### STORED DATA
——
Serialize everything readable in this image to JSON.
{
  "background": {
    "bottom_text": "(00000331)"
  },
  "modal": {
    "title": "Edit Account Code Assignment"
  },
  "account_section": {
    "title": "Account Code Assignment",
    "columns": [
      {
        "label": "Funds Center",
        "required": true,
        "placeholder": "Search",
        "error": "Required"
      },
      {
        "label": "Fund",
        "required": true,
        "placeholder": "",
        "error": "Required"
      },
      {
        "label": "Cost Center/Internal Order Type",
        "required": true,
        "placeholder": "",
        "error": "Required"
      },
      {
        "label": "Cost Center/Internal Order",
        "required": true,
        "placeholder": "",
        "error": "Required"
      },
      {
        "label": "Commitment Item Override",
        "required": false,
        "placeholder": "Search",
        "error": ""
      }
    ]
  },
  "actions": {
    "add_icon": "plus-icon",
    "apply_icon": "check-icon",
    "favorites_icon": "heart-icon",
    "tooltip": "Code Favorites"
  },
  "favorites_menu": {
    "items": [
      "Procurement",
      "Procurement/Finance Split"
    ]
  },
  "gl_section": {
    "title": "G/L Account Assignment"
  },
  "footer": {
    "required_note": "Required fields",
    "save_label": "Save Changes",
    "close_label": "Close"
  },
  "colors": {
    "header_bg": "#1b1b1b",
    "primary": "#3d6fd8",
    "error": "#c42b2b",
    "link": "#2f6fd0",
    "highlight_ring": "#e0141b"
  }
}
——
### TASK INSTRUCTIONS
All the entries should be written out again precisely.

### EXERCISE OUTPUT
Serialize everything readable in this image to JSON.
{
  "background": {
    "bottom_text": "(00000331)"
  },
  "modal": {
    "title": "Edit Account Code Assignment"
  },
  "account_section": {
    "title": "Account Code Assignment",
    "columns": [
      {
        "label": "Funds Center",
        "required": true,
        "placeholder": "Search",
        "error": "Required"
      },
      {
        "label": "Fund",
        "required": true,
        "placeholder": "",
        "error": "Required"
      },
      {
        "label": "Cost Center/Internal Order Type",
        "required": true,
        "placeholder": "",
        "error": "Required"
      },
      {
        "label": "Cost Center/Internal Order",
        "required": true,
        "placeholder": "",
        "error": "Required"
      },
      {
        "label": "Commitment Item Override",
        "required": false,
        "placeholder": "Search",
        "error": ""
      }
    ]
  },
  "actions": {
    "add_icon": "plus-icon",
    "apply_icon": "check-icon",
    "favorites_icon": "heart-icon",
    "tooltip": "Code Favorites"
  },
  "favorites_menu": {
    "items": [
      "Procurement",
      "Procurement/Finance Split"
    ]
  },
  "gl_section": {
    "title": "G/L Account Assignment"
  },
  "footer": {
    "required_note": "Required fields",
    "save_label": "Save Changes",
    "close_label": "Close"
  },
  "colors": {
    "header_bg": "#1b1b1b",
    "primary": "#3d6fd8",
    "error": "#c42b2b",
    "link": "#2f6fd0",
    "highlight_ring": "#e0141b"
  }
}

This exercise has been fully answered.